> [TRY IT] All of the records below are to be given again word for word, with the pictures removed.

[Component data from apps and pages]

★ ★ ★

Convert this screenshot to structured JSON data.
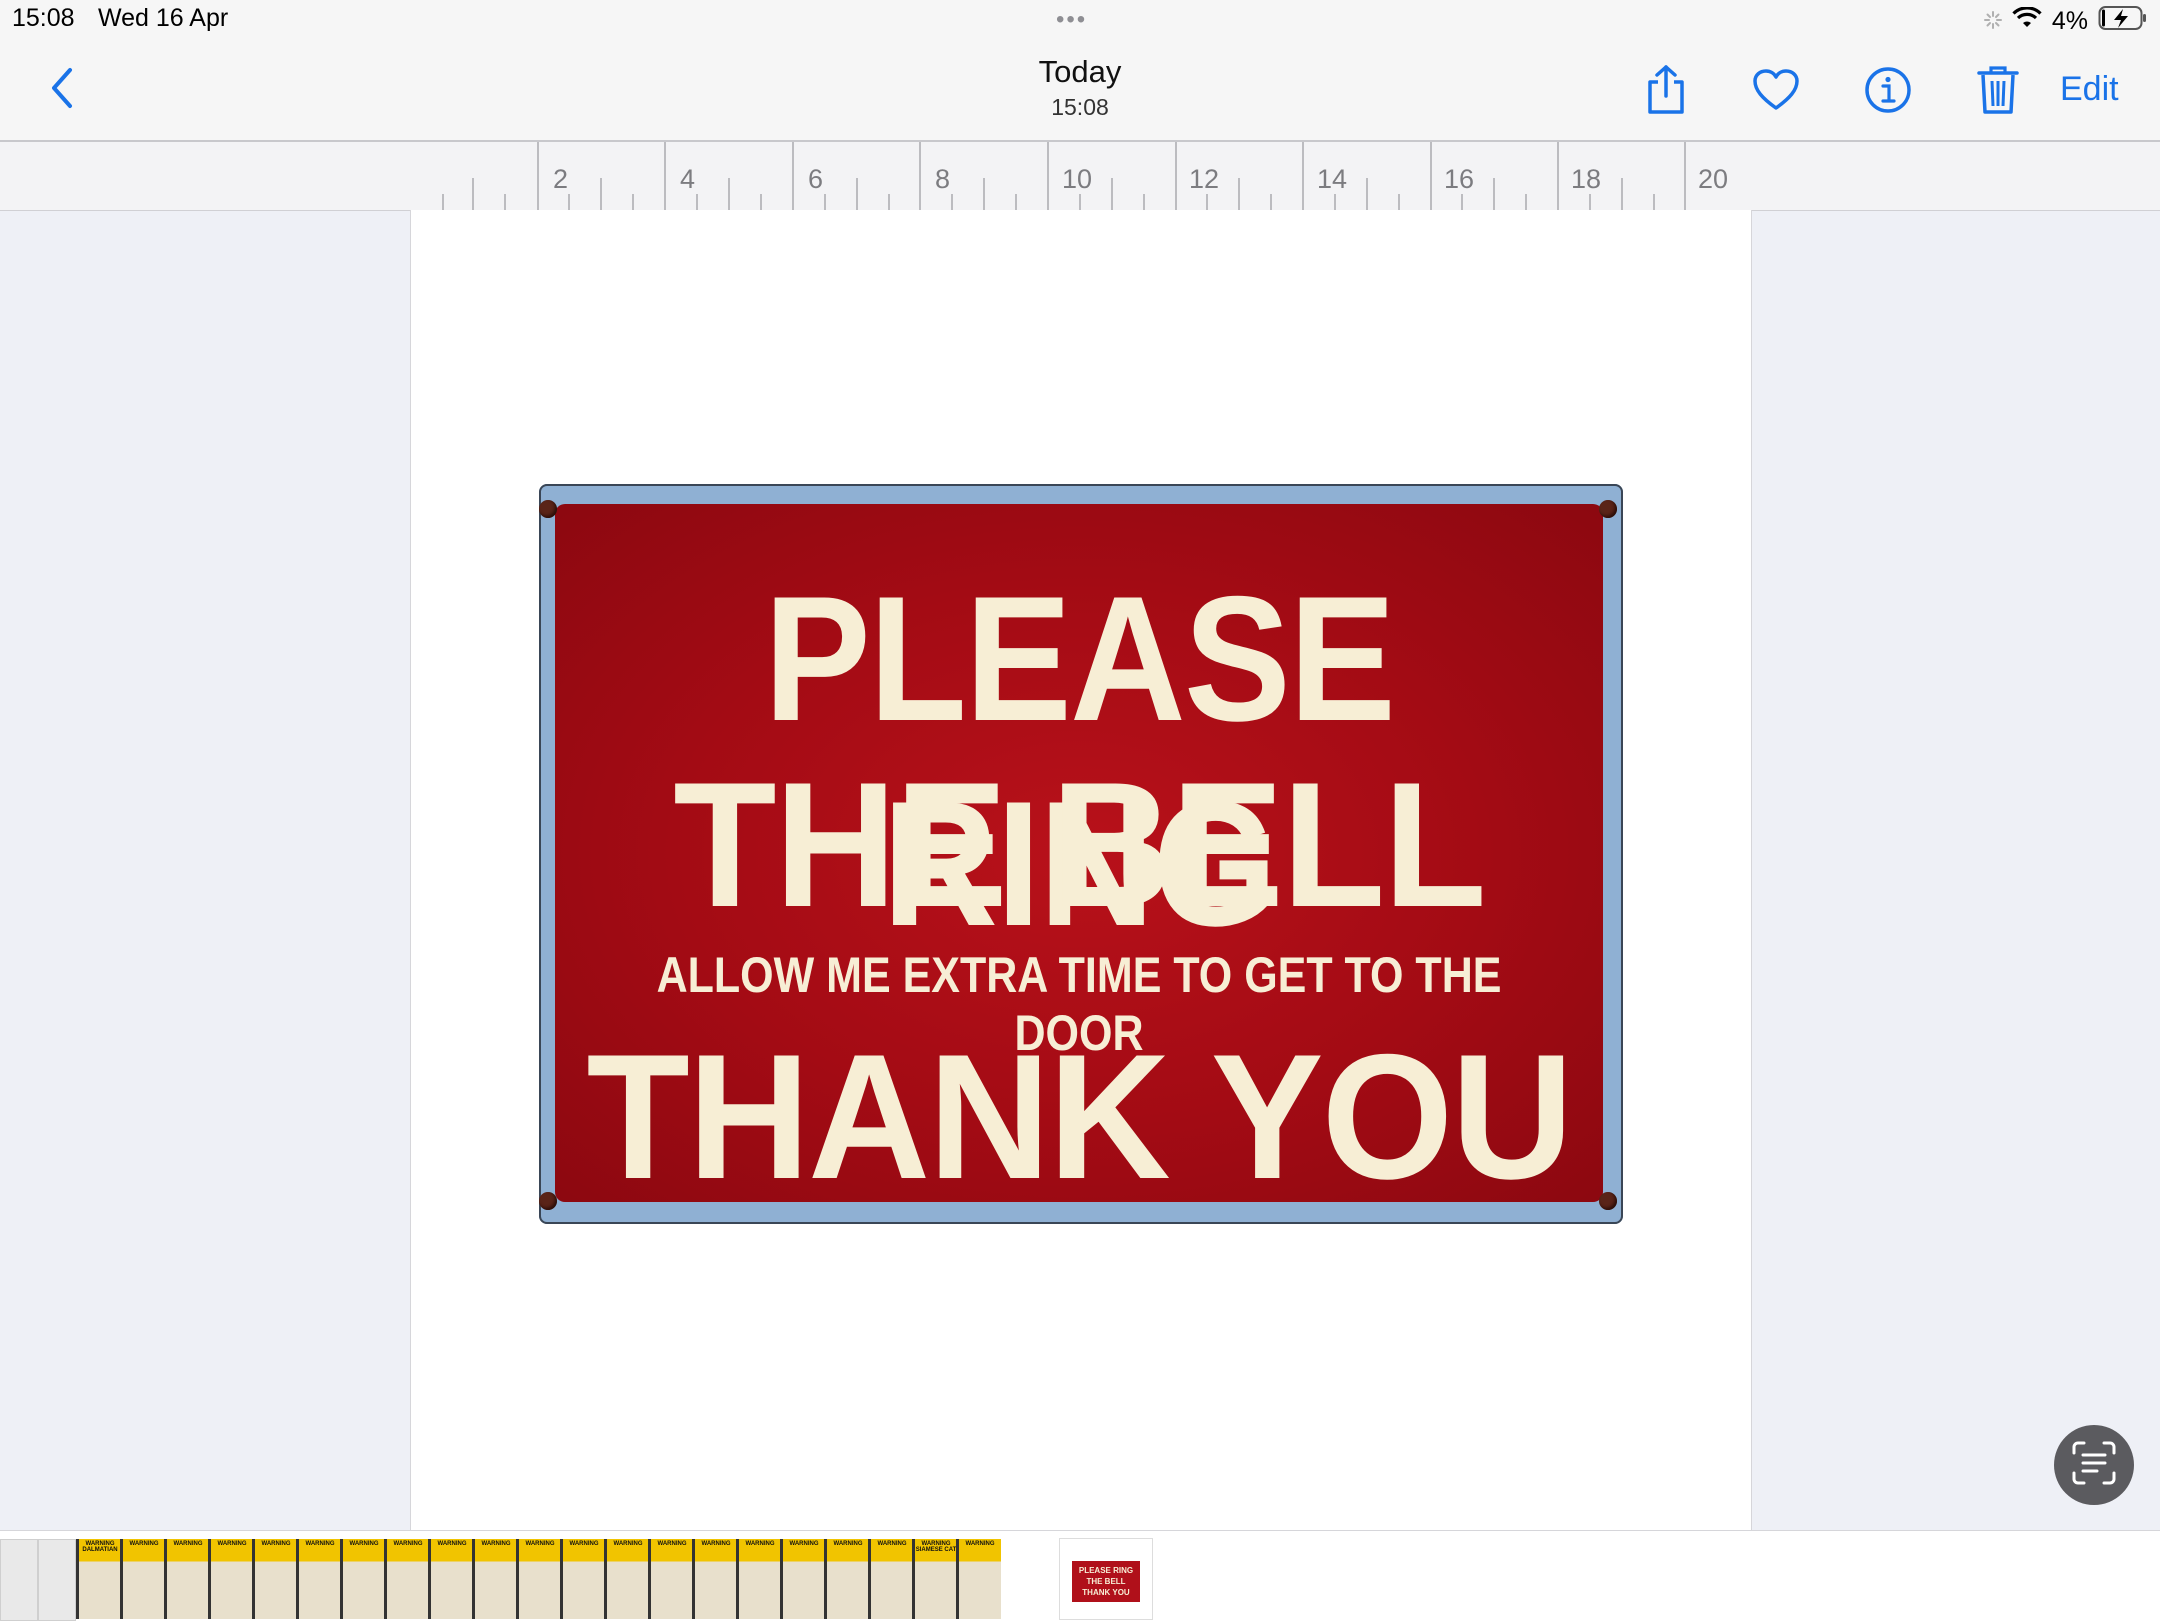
{
  "status_bar": {
    "time": "15:08",
    "date": "Wed 16 Apr",
    "battery": "4%",
    "more_indicator": "•••",
    "icons": [
      "activity-spinner-icon",
      "wifi-icon",
      "battery-charging-icon"
    ]
  },
  "nav": {
    "title": "Today",
    "subtitle": "15:08",
    "edit_label": "Edit",
    "accent": "#1a73e8",
    "icons": [
      "back-chevron-icon",
      "share-icon",
      "favorite-heart-icon",
      "info-icon",
      "trash-icon"
    ]
  },
  "ruler": {
    "labels": [
      "2",
      "4",
      "6",
      "8",
      "10",
      "12",
      "14",
      "16",
      "18",
      "20"
    ]
  },
  "document": {
    "sign": {
      "line1": "PLEASE RING",
      "line2": "THE BELL",
      "line3": "ALLOW ME EXTRA TIME TO GET TO THE DOOR",
      "line4": "THANK YOU",
      "colors": {
        "background": "#a30b14",
        "text": "#f7eed5",
        "frame": "#8fb0d3"
      }
    }
  },
  "live_text_button": {
    "icon": "live-text-icon"
  },
  "filmstrip": {
    "thumbnails": [
      {
        "kind": "document",
        "label": ""
      },
      {
        "kind": "document",
        "label": ""
      },
      {
        "kind": "warning",
        "label": "WARNING DALMATIAN"
      },
      {
        "kind": "warning",
        "label": "WARNING"
      },
      {
        "kind": "warning",
        "label": "WARNING"
      },
      {
        "kind": "warning",
        "label": "WARNING"
      },
      {
        "kind": "warning",
        "label": "WARNING"
      },
      {
        "kind": "warning",
        "label": "WARNING"
      },
      {
        "kind": "warning",
        "label": "WARNING"
      },
      {
        "kind": "warning",
        "label": "WARNING"
      },
      {
        "kind": "warning",
        "label": "WARNING"
      },
      {
        "kind": "warning",
        "label": "WARNING"
      },
      {
        "kind": "warning",
        "label": "WARNING"
      },
      {
        "kind": "warning",
        "label": "WARNING"
      },
      {
        "kind": "warning",
        "label": "WARNING"
      },
      {
        "kind": "warning",
        "label": "WARNING"
      },
      {
        "kind": "warning",
        "label": "WARNING"
      },
      {
        "kind": "warning",
        "label": "WARNING"
      },
      {
        "kind": "warning",
        "label": "WARNING"
      },
      {
        "kind": "warning",
        "label": "WARNING"
      },
      {
        "kind": "warning",
        "label": "WARNING"
      },
      {
        "kind": "warning",
        "label": "WARNING SIAMESE CAT"
      },
      {
        "kind": "warning",
        "label": "WARNING"
      },
      {
        "kind": "sign",
        "label": "PLEASE RING THE BELL THANK YOU"
      }
    ]
  }
}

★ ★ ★

> [WRITTEN SOLUTION]
Convert this screenshot to structured JSON data.
{
  "status_bar": {
    "time": "15:08",
    "date": "Wed 16 Apr",
    "battery": "4%",
    "more_indicator": "•••",
    "icons": [
      "activity-spinner-icon",
      "wifi-icon",
      "battery-charging-icon"
    ]
  },
  "nav": {
    "title": "Today",
    "subtitle": "15:08",
    "edit_label": "Edit",
    "accent": "#1a73e8",
    "icons": [
      "back-chevron-icon",
      "share-icon",
      "favorite-heart-icon",
      "info-icon",
      "trash-icon"
    ]
  },
  "ruler": {
    "labels": [
      "2",
      "4",
      "6",
      "8",
      "10",
      "12",
      "14",
      "16",
      "18",
      "20"
    ]
  },
  "document": {
    "sign": {
      "line1": "PLEASE RING",
      "line2": "THE BELL",
      "line3": "ALLOW ME EXTRA TIME TO GET TO THE DOOR",
      "line4": "THANK YOU",
      "colors": {
        "background": "#a30b14",
        "text": "#f7eed5",
        "frame": "#8fb0d3"
      }
    }
  },
  "live_text_button": {
    "icon": "live-text-icon"
  },
  "filmstrip": {
    "thumbnails": [
      {
        "kind": "document",
        "label": ""
      },
      {
        "kind": "document",
        "label": ""
      },
      {
        "kind": "warning",
        "label": "WARNING DALMATIAN"
      },
      {
        "kind": "warning",
        "label": "WARNING"
      },
      {
        "kind": "warning",
        "label": "WARNING"
      },
      {
        "kind": "warning",
        "label": "WARNING"
      },
      {
        "kind": "warning",
        "label": "WARNING"
      },
      {
        "kind": "warning",
        "label": "WARNING"
      },
      {
        "kind": "warning",
        "label": "WARNING"
      },
      {
        "kind": "warning",
        "label": "WARNING"
      },
      {
        "kind": "warning",
        "label": "WARNING"
      },
      {
        "kind": "warning",
        "label": "WARNING"
      },
      {
        "kind": "warning",
        "label": "WARNING"
      },
      {
        "kind": "warning",
        "label": "WARNING"
      },
      {
        "kind": "warning",
        "label": "WARNING"
      },
      {
        "kind": "warning",
        "label": "WARNING"
      },
      {
        "kind": "warning",
        "label": "WARNING"
      },
      {
        "kind": "warning",
        "label": "WARNING"
      },
      {
        "kind": "warning",
        "label": "WARNING"
      },
      {
        "kind": "warning",
        "label": "WARNING"
      },
      {
        "kind": "warning",
        "label": "WARNING"
      },
      {
        "kind": "warning",
        "label": "WARNING SIAMESE CAT"
      },
      {
        "kind": "warning",
        "label": "WARNING"
      },
      {
        "kind": "sign",
        "label": "PLEASE RING THE BELL THANK YOU"
      }
    ]
  }
}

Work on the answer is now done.